Action item: Go through the data and report each line that holds the string "title".
+ + + +
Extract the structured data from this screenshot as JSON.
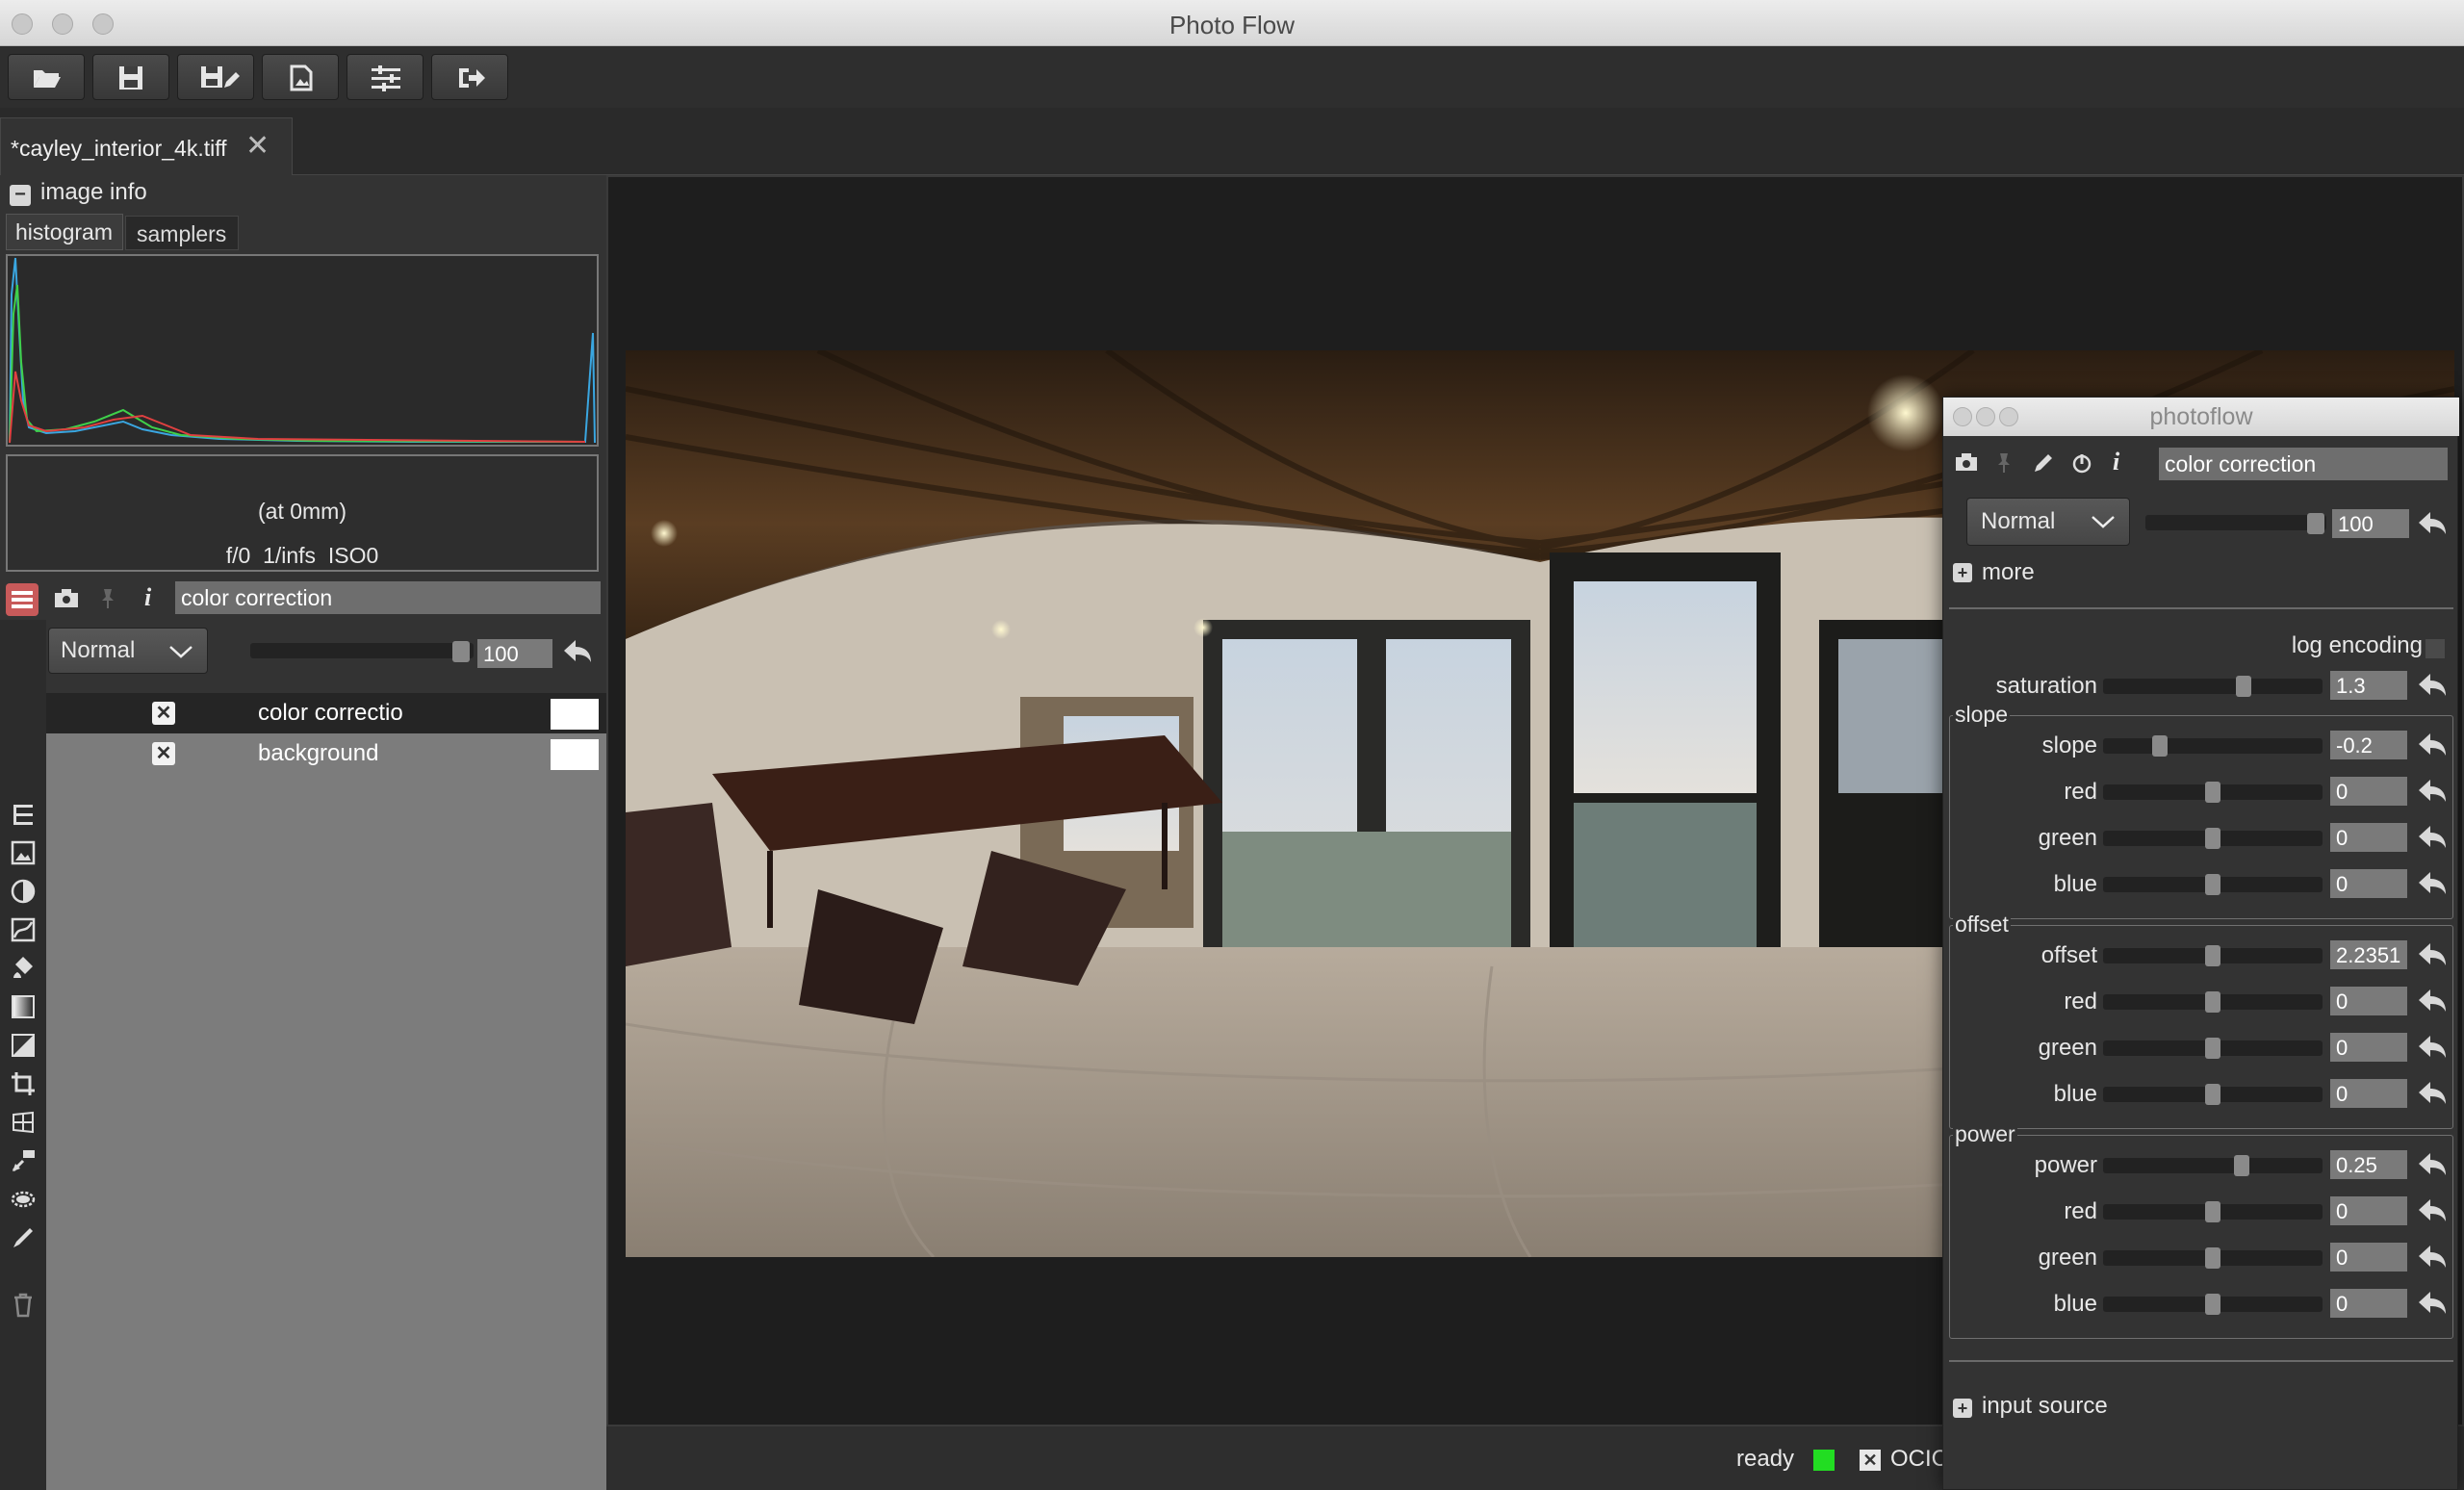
{
  "window": {
    "title": "Photo Flow"
  },
  "toolbar": {
    "buttons": [
      "open-icon",
      "save-icon",
      "save-as-icon",
      "export-icon",
      "settings-icon",
      "exit-icon"
    ]
  },
  "tabs": {
    "file": "*cayley_interior_4k.tiff",
    "close": "✕"
  },
  "image_info": {
    "toggle": "−",
    "label": "image info",
    "tabs": {
      "histogram": "histogram",
      "samplers": "samplers"
    },
    "focal": "(at 0mm)",
    "exposure": "f/0  1/infs  ISO0"
  },
  "layers": {
    "info_glyph": "i",
    "selected_name": "color correction",
    "blend_mode": "Normal",
    "opacity": "100",
    "opacity_fraction": 1.0,
    "rows": [
      {
        "name": "color correctio",
        "check": "✕"
      },
      {
        "name": "background",
        "check": "✕"
      }
    ]
  },
  "status": {
    "text": "ready",
    "led_color": "#22dd22",
    "ocio_check": "✕",
    "ocio_label": "OCIC"
  },
  "dialog": {
    "title": "photoflow",
    "info_glyph": "i",
    "layer_name": "color correction",
    "blend_mode": "Normal",
    "opacity": "100",
    "more_toggle": "+",
    "more_label": "more",
    "log_encoding_label": "log encoding",
    "saturation": {
      "label": "saturation",
      "value": "1.3",
      "fraction": 0.65
    },
    "groups": [
      {
        "title": "slope",
        "params": [
          {
            "label": "slope",
            "value": "-0.2",
            "fraction": 0.24
          },
          {
            "label": "red",
            "value": "0",
            "fraction": 0.5
          },
          {
            "label": "green",
            "value": "0",
            "fraction": 0.5
          },
          {
            "label": "blue",
            "value": "0",
            "fraction": 0.5
          }
        ]
      },
      {
        "title": "offset",
        "params": [
          {
            "label": "offset",
            "value": "2.2351",
            "fraction": 0.5
          },
          {
            "label": "red",
            "value": "0",
            "fraction": 0.5
          },
          {
            "label": "green",
            "value": "0",
            "fraction": 0.5
          },
          {
            "label": "blue",
            "value": "0",
            "fraction": 0.5
          }
        ]
      },
      {
        "title": "power",
        "params": [
          {
            "label": "power",
            "value": "0.25",
            "fraction": 0.64
          },
          {
            "label": "red",
            "value": "0",
            "fraction": 0.5
          },
          {
            "label": "green",
            "value": "0",
            "fraction": 0.5
          },
          {
            "label": "blue",
            "value": "0",
            "fraction": 0.5
          }
        ]
      }
    ],
    "input_toggle": "+",
    "input_source_label": "input source"
  }
}
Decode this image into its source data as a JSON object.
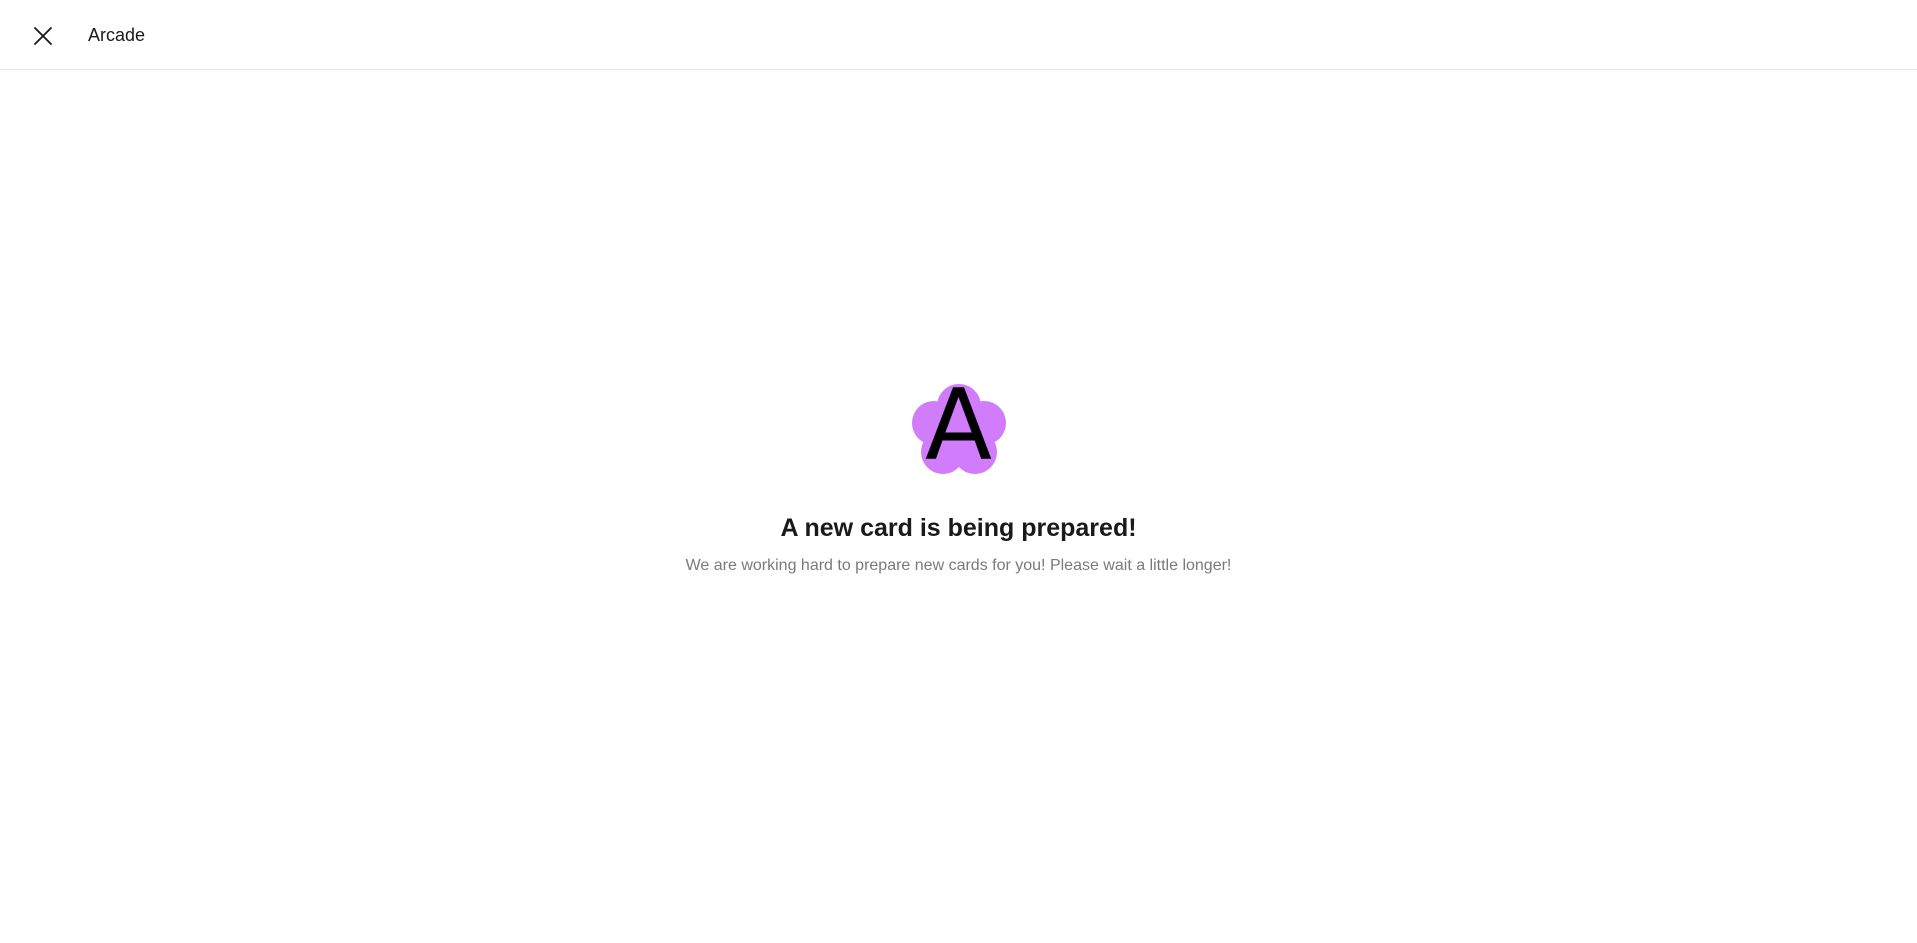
{
  "header": {
    "close_icon": "close-icon",
    "title": "Arcade"
  },
  "main": {
    "logo": {
      "letter": "A",
      "badge_color": "#d17dfb"
    },
    "headline": "A new card is being prepared!",
    "message": "We are working hard to prepare new cards for you! Please wait a little longer!"
  }
}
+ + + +
Exercise answer:
    "title": "Photo Flow"
    "title": "photoflow",
        "title": "slope",
        "title": "offset",
        "title": "power",
    "title": "Arcade"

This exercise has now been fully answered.